An Interview With Game Developer Terminal Reality
After years of delays (including one cancelation), developer change-ups, and a lot of hard work, Terminal Reality succeeded in bringing a Ghostbusters game to market for the PS3, XBox 360, Wii, and PC. Terminal Reality committed to building their own graphics engine—dubbed the Infernal Engine—to facilitate game development; we recently had a chance talk with them about the game, the new engine, and the future of multi-core gaming. The questions listed below were answered by Mark Randel, President and Founder and Joe Kreiner, VP of Sales and Marketing...

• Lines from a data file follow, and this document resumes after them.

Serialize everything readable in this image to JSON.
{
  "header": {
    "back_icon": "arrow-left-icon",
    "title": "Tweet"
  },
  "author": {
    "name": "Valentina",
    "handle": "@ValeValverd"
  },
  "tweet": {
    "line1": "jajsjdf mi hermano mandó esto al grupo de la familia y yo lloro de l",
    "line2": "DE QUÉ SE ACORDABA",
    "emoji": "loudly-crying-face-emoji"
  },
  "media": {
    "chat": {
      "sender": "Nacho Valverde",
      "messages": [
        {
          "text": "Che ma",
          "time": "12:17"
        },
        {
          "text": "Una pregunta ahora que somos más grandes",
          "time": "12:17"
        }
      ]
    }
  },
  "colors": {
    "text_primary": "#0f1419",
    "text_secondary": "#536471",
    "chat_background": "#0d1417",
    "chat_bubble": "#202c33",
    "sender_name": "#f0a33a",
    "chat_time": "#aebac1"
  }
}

HotHardware: Implementing effective multi-core support in a video game has historically been a challenge, particularly in fast-paced action games. The Infernal Engine is built to take advantage of multi-core availability on both PCs and consoles, but how does optimizing for one multi-core architecture (say, the PS3) differ from optimizing for the PC?
Mark Randel: The PS3 is a lot different from the PC or 360 as the SPUs cannot access main memory – so you are limited by what you can thread on them. Data has to be manually gotten from the main memory via DMA rather than a CPU cache, so that is what makes the SPUs so fast. So for every program we want to thread on the PS3, we have to write a special version of it to load/store the data. That is the most efficient way of running code on the PS3 – write code specifically for it.
HH: While we're on the topic of the PS3, how many SPEs can the Infernal Engine keep busy simultaneously in a real-world gaming scenario? What's the typical number of SPEs in use at any given time?
MR: The Infernal Engine uses one full SPU just for real world sound on the PS3. The rest of the SPUs can become fully busy during a huge explosion where a lot of physics objects have to be simulated.
HH: It's been four years since AMD and Intel began championing the virtues of multi-core CPUs, but the number of games that effectively utilize even two processors is quite small. Ghostbusters actually takes full advantage of a second core, will future versions of the Infernal Engine scale well across four or even eight x86 cores?
MR: The current PC version of Ghostbusters can keep a Core2 Quad fully utilized. As our AI, pathfinding, and physics get more complicated in the future, we will be able to keep even more cores busy.
HH: Did any of the various platforms pose a unique challenge or force you to think outside the box to solve a problem?
MR: Just being able to run the Infernal Engine on multiple platforms forces us to think outside the box. One issue we’ve talked about quite a bit lately is supporting hyperthreaded processors. You need to throw away all you’ve learned in Computer Science class about multithreading to be able to efficiently run code on this type of CPU.
HH: You said "You need to throw away all you've learned in Computer Science class about multi-threading to be able to efficiently run code on this type of CPU." Is there a thread-collision problem if two threads that ought to be executed on separate cores end up on the same HT-enabled chip?
MR: Hyperthreading is a very powerful tool to increase the performance of the CPU – we’re seeing up to 50% greater throughput on a processor with it. When two very important threads wind up on the same core, you can have a serious problem with synchronization if you are not aware of how hyperthreading works. If those same two threads are on two separate cores, things run just like you have been taught...
HH: Why did the developers of the Infernal Engine opt to keep physics running on the CPU, as opposed to implementing the GPU-based physics both ATI and NVIDIA offer?
MR: Infernal Engine can fully utilize the GPU. If we put our physics on the GPU, then we’d have a slower frame rate!!! Plus you would then have a lot of the CPU be underutilized. It is natural to use the GPU to render – that is what it is best at. We can keep a GPU and four cores 100% utilized with Ghostbusters today. Not fully utilizing one or the other would slow things down.
HH: There's no shortage of game engines already on the market, many of which come complete with documentation as well as scripting and modeling tools. Why did Terminal Reality opt to design its own engine in the first place? What are the benefits of using the Infernal Engine as opposed to Unreal 3, CryEngine, Dunia, X-Ray (used in S.T.A.L.K.E.R.) or even the venerable Doom 3 engine? At what point did you stop considering pre-built options and decide to go it yourselves?
MR: We’ve always worked on our own engines, but we realize that it can take a significant part of development time to do this, so we did look at other engines and technologies, and you’ve listed some of the best. It always came back to the third party products not doing quite what we needed. For example, Velocity, the physics engine in Infernal can support collisions between objects of different masses. To this date, other physics engines still have problems with it. It makes the destruction in Ghostbusters subtly more realistic.